U.S. Immigration and Customs Enforcement’s Homeland Security Investigations, the State Department’s Diplomatic Security Service and U.S. Citizenship and Immigration Service’s Fraud Detection National Security Section are investigating the case.

The conspiracy count in the indictment carries a maximum penalty of five years in federal prison. The charge of using a false passport carries a maximum sentence of 10 years. Aggravated identity theft carries a mandatory consecutive two-year sentence.

“Hopefully this will deter others from even thinking about taking an examination on behalf of somebody who is trying to get into one of these schools from overseas,” Kuemmerle said. “We want to reserve those spots for honest, hard-working applicants who does his or her own test and doesn’t cheat the system.”


Athletic Scandal Touches UCLA - Part 5

Statement from UC President Napolitano on college admissions investigation

UC President Janet Napolitano issued the following statement today (March 13):

I was deeply troubled and disappointed to learn of the charges filed by the U.S. Department of Justice against several dozen individuals accused of cheating and accepting bribes to gain students’ unlawful admission to top universities, including the University of California.

The allegations associated with UC, if proven true, are a disservice to the hardworking and accomplished students and alumni who have earned their place at the university and continue to make us proud.

Illegal, inappropriate and unethical means to gain admission, at the expense of deserving applicants, is antithetical to every aspect of our mission and values.  As a public institution — one of the most highly regarded in the world — we are dedicated to ensuring a level playing field for every applicant.

We will take swift and appropriate disciplinary actions to address misconduct once we have all the facts. In the meantime, we:

  • Are investigating any individual affiliated with UC who has been implicated thus far;
  • Initiated a critical review of our admissions policies to look for weaknesses and vulnerabilities;
  • Reached out to The College Board to learn more about its assessment of recent developments and any potential changes regarding the administration of SAT and ACT tests to ensure the integrity of students’ scores;
  • Requested the latest available information from the U.S. Attorney offices in California to guide our future proactive action; and
  • Are collaborating with local and federal authorities in this matter to unearth the full breadth and scope of this problem.

It is unfortunate that the unethical behavior of a few individuals colors UC’s unwavering commitment to fairness and equity.

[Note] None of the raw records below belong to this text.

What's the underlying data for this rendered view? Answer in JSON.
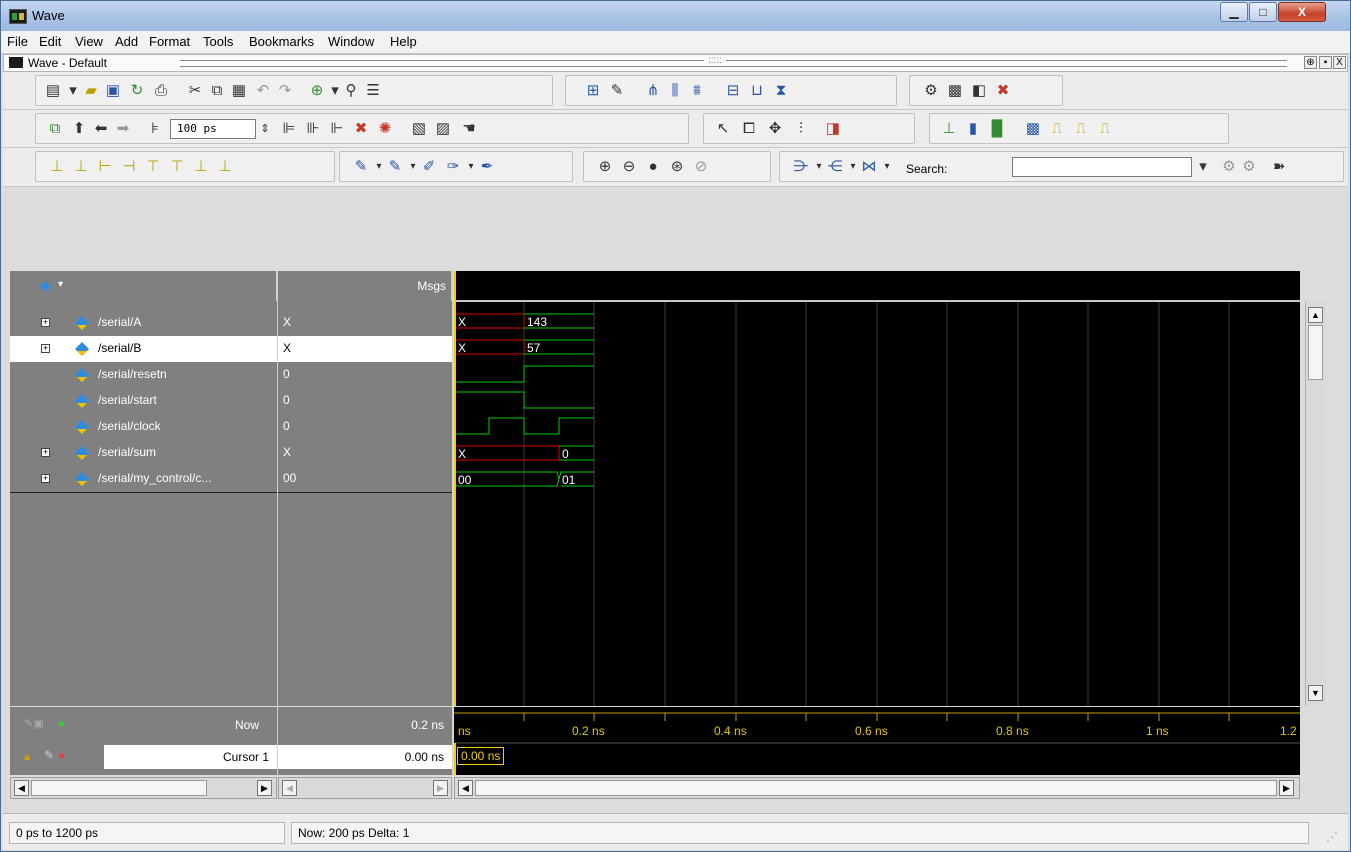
{
  "window": {
    "title": "Wave",
    "minimize": "▁",
    "maximize": "□",
    "close": "X"
  },
  "menu": [
    "File",
    "Edit",
    "View",
    "Add",
    "Format",
    "Tools",
    "Bookmarks",
    "Window",
    "Help"
  ],
  "dock": {
    "title": "Wave - Default",
    "buttons": [
      "⊕",
      "▪",
      "X"
    ]
  },
  "toolbar": {
    "zoom_value": "100 ps",
    "search_label": "Search:",
    "search_value": ""
  },
  "header": {
    "msgs": "Msgs"
  },
  "signals": [
    {
      "name": "/serial/A",
      "value": "X",
      "expandable": true,
      "selected": false
    },
    {
      "name": "/serial/B",
      "value": "X",
      "expandable": true,
      "selected": true
    },
    {
      "name": "/serial/resetn",
      "value": "0",
      "expandable": false,
      "selected": false
    },
    {
      "name": "/serial/start",
      "value": "0",
      "expandable": false,
      "selected": false
    },
    {
      "name": "/serial/clock",
      "value": "0",
      "expandable": false,
      "selected": false
    },
    {
      "name": "/serial/sum",
      "value": "X",
      "expandable": true,
      "selected": false
    },
    {
      "name": "/serial/my_control/c...",
      "value": "00",
      "expandable": true,
      "selected": false
    }
  ],
  "wave_labels": {
    "A": [
      "X",
      "143"
    ],
    "B": [
      "X",
      "57"
    ],
    "sum": [
      "X",
      "0"
    ],
    "ctrl": [
      "00",
      "01"
    ]
  },
  "timeline": {
    "now_label": "Now",
    "now_value": "0.2 ns",
    "cursor_label": "Cursor 1",
    "cursor_value": "0.00 ns",
    "cursor_marker": "0.00 ns",
    "ticks": [
      "ns",
      "0.2 ns",
      "0.4 ns",
      "0.6 ns",
      "0.8 ns",
      "1 ns",
      "1.2"
    ]
  },
  "status": {
    "range": "0 ps to 1200 ps",
    "now": "Now: 200 ps  Delta: 1"
  },
  "colors": {
    "wave_green": "#00d000",
    "wave_red": "#e00000",
    "cursor_yellow": "#f0d000"
  }
}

The university will seize this moment as a valuable opportunity to improve its policies and practices, while continuing to be transparent, accountable and expeditious, as this is our fundamental obligation to our students – prospective, current and alumni – as well as the public. We will uncover the full truth and make things right.